    Some fellow reader friends recommended me the book and also I noticed the author in a documentary series "Secrets of the Bible" on History Channel since he was one of the people making comments there and identifying him as the writer of this very book. So, I thought that it was destined to read it at some point. Happily I was able to do it sooner that I thought.

    This is a research book that Reza Aslan, the author, made a 20-years' investigation about all the possible sources about

    Some fellow reader friends recommended me the book and also I noticed the author in a documentary series "Secrets of the Bible" on History Channel since he was one of the people making comments there and identifying him as the writer of this very book. So, I thought that it was destined to read it at some point. Happily I was able to do it sooner that I thought.

    This is a research book that Reza Aslan, the author, made a 20-years' investigation about all the possible sources about Jesus' life. The author did a remarkable job merging the scriptures on the Bible with info from Greek and Roman historians, portraiting the political ambiance, religious background, military situation and social affairs of the times were Jesus lived. Not only the years when he was alive but also the key years before his birth and the following events not only the destruction of Jerusalem by the Roman Empire but also the conversion of that reign to Christianity.

    I think that's obvious but I want to mention that any reader who decides to read this book or any similar, well, they will find contradictory facts with the ones on the Bible. I mean, I am Catholic, I believe in God, but I don't find anything wrong to read research books since my faith is so strong that knowing that biblical events may happened in a different way won't diminish my believing on a higher power.

    Victors are the writers of history. And you have to take in account that the Roman Empire devastated Jerusalem around the year 70, the few remaining Jews there exiled and even the very Roman Empire was converted to Christianity several years later. Well, to put simply, the Christian history was written by Romans. That's not even shocking but logical.

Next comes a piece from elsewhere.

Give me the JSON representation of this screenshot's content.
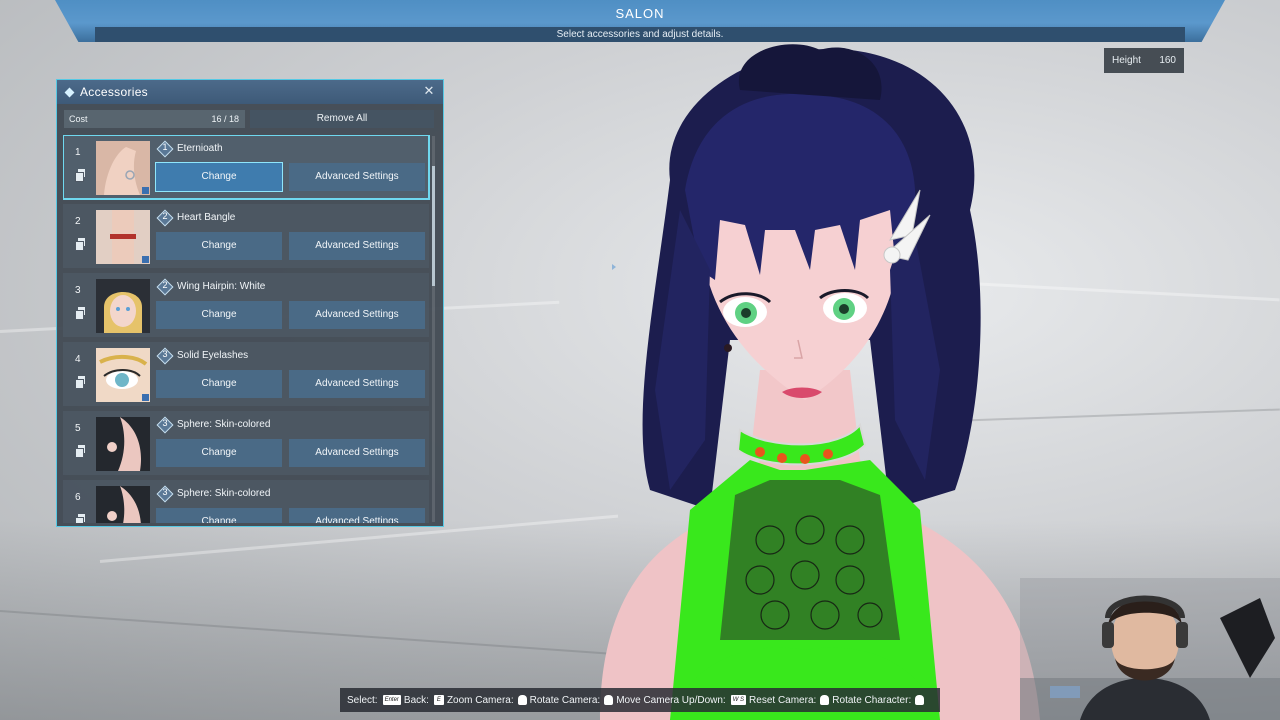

    Also, even the books from the Bible, Old and New Testament has been edited, wrongly translated, manipulated, etc... that at this moment, it's very unlikely to know for certain what happened on those ancient times. Of course, to be fair, I found curious, how the Bible is always attacked for not being reliable as a historic source but other books from historians like Josephus and others are taken as fact without any doubt... not a single doubt. I mean, if the Bible has to be taken with doubt, I think that that same questionable doubt should be put upon those other books too. If the Bible lacks of hard evidence, that other books are in the same situation. Having an open mind is not only putting in doubt the Bible but any other book. A sound and reasonable doubt will let you to find the truths in the middle of the writings.

    I really enjoyed the narrative style of Reza Aslan. He is able to write in such entertaining way that you really get to know in a simple and logical way how the events may happened on those ancient times. Honestly I think that now I have a clearer scenario on my mind of who, what, where and how, the events that generated the creation of the Christian religion.

    And all the manipulation involved isn't a issue for me. Since religions are ruled by imperfect human beings.

    My faith in God is above of all that.

    Highly recommended!!!